Social utopias and political organizing

But amid the displays of unity, some protesters privately worry that they are not sufficiently organized. Political figures, such as Hassan Nasrallah, leader of the Iranian-backed political and militant group Hezbollah, have criticized the movement for being “unclear” about their demands.

The slogans that resonate most loudly are “the people want the downfall of the regime” and “revolution.”

“One of the questions I constantly come back to in looking at both protests, is, you want to renew the political class, where do we even start?” says Halawa.

In Lebanon, a prominent figure in the protests, Charbel Nahas, has repeatedly warned that the country could “slip into violence” in the absence of political organizing.

So far, however, the movements have insisted that they are leaderless. Lists of demands have emerged at protest sites, but many of the calls compete with one another, with few groups presenting themselves as capable of leading their countries into a new phase. “Political parties” is a reviled term to many, who feel it is reminiscent of the heavily factionalized status quo.

Protesters also fear that more political organization may disrupt the “social utopias” of the demonstration sites, Halawa said. Having protesters commit to political plans could potentially divide people, and engaging with the politicians means that the protest movement could become tainted by the wheeling and dealing of politicians. Halawa called it the movement’s “paradox.”

“When the movement becomes political, when it reaches the point when representatives are negotiating on their behalf with the regime, the problem becomes ownership,” she said. “Everybody owns it but you can’t all be in the room at the same time.”

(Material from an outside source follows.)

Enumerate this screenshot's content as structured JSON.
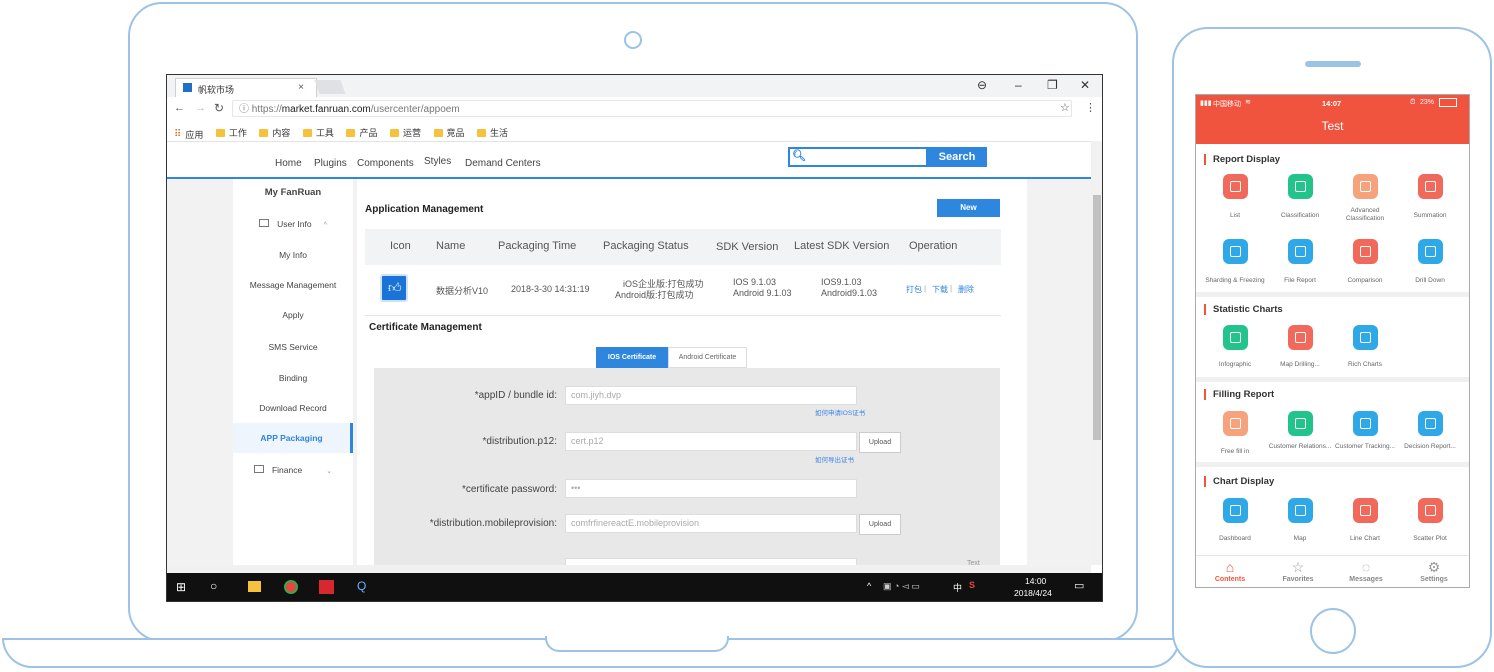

“It is a question of having to sacrifice part of that utopia that is your protest center in order to play the game,” Halawa said. “The game is inherently dirty. That’s politics.”

CNN